══ Task input ══
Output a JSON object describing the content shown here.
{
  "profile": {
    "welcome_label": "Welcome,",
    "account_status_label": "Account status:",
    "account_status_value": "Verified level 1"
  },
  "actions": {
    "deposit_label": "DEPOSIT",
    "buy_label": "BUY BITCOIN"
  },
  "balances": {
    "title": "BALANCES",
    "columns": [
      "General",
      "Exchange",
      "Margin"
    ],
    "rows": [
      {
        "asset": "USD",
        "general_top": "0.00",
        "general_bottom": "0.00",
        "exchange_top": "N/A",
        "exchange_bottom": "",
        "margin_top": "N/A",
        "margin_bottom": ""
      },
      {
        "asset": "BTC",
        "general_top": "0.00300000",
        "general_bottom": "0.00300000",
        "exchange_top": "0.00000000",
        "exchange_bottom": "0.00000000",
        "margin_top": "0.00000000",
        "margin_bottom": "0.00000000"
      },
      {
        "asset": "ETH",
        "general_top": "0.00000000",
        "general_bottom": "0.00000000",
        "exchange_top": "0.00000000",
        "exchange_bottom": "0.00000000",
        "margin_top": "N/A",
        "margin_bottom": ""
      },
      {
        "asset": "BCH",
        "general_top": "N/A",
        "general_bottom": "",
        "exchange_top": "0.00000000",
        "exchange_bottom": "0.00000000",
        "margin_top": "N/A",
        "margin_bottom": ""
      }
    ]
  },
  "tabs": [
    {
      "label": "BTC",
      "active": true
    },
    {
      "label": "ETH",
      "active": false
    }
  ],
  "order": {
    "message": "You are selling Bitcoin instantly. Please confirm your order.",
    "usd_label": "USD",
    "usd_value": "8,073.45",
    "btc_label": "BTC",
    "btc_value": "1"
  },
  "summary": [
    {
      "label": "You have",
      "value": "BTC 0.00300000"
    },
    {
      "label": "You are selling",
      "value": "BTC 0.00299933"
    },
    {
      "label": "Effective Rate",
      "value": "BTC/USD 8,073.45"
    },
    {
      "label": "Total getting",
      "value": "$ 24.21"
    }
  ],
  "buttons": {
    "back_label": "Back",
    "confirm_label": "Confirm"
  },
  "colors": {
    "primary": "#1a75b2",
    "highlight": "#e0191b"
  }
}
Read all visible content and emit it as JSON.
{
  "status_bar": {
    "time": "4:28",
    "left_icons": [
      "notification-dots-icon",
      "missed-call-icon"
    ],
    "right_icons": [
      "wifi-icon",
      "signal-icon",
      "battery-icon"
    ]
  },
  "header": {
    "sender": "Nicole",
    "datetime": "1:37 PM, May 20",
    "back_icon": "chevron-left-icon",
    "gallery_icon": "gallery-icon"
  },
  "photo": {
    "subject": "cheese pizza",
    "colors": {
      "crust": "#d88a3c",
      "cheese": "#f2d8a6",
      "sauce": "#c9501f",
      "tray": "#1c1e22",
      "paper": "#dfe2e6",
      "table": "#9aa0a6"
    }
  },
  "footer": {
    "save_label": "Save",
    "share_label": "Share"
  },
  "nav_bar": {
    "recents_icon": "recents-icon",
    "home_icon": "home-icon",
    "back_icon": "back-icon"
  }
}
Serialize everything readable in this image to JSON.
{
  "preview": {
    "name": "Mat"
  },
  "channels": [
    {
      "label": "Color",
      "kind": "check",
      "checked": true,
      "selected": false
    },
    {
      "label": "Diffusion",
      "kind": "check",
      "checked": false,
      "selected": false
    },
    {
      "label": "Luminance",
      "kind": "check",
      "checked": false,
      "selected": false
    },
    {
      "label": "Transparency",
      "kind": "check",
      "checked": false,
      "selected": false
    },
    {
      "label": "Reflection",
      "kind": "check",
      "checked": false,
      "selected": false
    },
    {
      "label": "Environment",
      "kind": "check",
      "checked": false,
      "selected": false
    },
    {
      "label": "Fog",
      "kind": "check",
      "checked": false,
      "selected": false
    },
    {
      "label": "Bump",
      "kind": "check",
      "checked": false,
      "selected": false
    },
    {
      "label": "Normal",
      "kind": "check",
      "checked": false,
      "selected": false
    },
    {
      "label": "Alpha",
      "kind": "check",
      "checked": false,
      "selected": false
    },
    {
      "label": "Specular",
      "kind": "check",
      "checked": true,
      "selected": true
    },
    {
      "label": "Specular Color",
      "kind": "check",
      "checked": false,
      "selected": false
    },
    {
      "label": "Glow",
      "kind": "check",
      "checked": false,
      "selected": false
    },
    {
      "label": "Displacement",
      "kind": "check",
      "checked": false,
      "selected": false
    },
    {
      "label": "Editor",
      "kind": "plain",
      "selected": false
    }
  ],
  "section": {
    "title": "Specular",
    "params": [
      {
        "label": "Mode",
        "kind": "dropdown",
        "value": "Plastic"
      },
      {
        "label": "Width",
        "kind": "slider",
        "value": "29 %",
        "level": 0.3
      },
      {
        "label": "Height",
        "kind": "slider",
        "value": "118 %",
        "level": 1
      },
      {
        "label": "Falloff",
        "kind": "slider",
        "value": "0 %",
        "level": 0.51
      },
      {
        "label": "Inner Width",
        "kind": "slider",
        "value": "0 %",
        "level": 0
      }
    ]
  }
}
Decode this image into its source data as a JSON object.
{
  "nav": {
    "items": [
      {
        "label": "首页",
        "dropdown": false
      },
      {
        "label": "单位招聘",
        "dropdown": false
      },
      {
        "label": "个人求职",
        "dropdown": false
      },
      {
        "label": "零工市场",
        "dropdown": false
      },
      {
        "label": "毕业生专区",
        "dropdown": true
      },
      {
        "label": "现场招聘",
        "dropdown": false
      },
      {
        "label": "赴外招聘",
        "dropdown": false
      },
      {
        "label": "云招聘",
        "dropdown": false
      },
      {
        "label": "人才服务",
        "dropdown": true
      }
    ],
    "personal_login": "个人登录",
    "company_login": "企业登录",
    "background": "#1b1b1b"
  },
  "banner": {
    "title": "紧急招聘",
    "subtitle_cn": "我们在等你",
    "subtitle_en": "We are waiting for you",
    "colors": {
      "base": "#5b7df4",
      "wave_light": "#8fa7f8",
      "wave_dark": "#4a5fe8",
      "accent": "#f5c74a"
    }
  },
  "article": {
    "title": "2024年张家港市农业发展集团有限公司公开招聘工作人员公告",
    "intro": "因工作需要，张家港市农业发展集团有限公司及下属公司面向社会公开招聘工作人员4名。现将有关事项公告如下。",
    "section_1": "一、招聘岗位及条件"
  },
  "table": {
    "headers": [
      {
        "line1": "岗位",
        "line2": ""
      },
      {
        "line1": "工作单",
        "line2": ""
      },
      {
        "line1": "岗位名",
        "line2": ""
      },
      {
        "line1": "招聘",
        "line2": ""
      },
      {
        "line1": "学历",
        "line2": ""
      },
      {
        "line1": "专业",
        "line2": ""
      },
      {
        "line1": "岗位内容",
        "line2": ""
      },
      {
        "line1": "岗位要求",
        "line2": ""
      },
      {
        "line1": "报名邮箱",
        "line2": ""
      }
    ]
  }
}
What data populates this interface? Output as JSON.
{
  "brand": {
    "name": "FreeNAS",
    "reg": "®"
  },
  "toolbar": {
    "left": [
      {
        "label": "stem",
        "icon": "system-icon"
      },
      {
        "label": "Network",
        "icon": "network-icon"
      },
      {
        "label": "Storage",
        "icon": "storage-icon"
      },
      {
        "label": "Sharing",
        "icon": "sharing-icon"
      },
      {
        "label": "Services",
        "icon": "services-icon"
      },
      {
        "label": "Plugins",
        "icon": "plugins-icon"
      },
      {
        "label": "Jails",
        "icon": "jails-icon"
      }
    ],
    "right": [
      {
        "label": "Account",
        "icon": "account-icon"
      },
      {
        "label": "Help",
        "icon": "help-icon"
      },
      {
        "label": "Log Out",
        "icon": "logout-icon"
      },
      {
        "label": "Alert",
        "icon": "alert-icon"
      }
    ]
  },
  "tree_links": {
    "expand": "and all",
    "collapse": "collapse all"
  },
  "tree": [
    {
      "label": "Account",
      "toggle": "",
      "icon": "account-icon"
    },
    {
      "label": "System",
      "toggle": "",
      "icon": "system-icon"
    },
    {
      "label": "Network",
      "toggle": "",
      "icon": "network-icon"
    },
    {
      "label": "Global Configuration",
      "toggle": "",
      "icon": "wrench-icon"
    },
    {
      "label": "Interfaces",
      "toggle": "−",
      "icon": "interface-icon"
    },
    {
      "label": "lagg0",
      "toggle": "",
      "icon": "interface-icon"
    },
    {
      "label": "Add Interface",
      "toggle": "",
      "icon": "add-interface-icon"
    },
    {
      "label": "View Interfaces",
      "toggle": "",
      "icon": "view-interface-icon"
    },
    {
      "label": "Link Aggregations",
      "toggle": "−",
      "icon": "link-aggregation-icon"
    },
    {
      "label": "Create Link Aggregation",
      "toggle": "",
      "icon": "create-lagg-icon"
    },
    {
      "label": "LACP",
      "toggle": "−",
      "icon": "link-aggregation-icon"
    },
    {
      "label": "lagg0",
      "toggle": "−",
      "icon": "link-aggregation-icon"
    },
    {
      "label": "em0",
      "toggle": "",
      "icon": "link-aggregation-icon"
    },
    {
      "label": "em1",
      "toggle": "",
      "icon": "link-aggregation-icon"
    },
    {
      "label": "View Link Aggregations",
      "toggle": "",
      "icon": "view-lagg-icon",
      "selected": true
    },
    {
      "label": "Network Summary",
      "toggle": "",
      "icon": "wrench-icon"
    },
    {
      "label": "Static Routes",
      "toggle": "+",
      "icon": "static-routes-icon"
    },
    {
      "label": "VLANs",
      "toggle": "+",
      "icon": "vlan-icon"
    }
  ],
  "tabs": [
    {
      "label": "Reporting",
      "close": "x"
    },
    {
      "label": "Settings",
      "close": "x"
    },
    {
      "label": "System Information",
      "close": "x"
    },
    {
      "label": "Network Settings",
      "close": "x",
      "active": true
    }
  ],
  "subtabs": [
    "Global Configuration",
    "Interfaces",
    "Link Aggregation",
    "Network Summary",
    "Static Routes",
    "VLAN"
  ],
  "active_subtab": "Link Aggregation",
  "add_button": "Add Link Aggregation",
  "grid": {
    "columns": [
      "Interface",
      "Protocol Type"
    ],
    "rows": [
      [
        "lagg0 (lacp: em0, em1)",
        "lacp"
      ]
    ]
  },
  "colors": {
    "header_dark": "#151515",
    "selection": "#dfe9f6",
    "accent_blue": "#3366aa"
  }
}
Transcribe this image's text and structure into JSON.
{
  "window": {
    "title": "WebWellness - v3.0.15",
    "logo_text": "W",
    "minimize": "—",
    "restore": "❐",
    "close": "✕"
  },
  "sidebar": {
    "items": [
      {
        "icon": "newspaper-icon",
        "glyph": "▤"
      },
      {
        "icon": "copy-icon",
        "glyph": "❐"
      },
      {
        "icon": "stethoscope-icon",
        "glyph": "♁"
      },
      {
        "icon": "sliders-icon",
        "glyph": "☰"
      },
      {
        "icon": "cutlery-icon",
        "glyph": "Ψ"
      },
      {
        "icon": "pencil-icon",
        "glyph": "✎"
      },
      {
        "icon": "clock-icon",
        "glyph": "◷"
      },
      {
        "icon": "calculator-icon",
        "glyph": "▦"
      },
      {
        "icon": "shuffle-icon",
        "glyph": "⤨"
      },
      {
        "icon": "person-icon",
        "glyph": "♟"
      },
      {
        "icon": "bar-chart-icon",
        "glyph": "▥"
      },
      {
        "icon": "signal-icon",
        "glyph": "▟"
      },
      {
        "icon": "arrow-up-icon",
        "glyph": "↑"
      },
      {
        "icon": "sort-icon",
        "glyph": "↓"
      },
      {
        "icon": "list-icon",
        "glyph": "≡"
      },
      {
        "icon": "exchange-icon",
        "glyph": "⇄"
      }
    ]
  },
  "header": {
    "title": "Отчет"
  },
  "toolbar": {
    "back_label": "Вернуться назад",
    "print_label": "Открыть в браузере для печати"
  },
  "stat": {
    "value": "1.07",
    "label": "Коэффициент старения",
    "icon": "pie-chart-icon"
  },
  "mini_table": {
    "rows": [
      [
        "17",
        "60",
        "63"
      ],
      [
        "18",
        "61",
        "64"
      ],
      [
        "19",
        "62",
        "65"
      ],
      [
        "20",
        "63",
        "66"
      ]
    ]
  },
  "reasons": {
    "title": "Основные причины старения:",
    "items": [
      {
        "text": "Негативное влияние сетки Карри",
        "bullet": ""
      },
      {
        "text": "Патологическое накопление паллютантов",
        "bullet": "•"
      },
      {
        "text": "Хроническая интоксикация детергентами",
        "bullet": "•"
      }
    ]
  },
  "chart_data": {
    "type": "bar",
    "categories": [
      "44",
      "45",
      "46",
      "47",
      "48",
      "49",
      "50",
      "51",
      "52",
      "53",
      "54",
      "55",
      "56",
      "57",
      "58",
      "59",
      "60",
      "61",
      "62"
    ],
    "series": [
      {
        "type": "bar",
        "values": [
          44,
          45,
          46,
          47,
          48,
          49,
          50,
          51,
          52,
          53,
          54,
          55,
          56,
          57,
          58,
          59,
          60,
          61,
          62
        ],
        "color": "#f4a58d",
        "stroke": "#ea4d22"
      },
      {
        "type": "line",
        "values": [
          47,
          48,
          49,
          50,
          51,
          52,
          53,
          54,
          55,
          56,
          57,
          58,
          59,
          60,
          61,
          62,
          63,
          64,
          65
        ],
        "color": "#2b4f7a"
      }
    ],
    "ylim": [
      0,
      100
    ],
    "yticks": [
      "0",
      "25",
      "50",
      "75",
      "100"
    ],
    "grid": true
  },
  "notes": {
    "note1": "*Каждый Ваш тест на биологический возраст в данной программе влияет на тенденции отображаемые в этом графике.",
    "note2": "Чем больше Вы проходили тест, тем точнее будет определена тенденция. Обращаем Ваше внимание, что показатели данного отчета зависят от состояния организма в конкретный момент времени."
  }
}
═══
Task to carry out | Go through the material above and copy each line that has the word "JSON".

Answer area |
Output a JSON object describing the content shown here.
Read all visible content and emit it as JSON.
Serialize everything readable in this image to JSON.
Decode this image into its source data as a JSON object.
What data populates this interface? Output as JSON.
Transcribe this image's text and structure into JSON.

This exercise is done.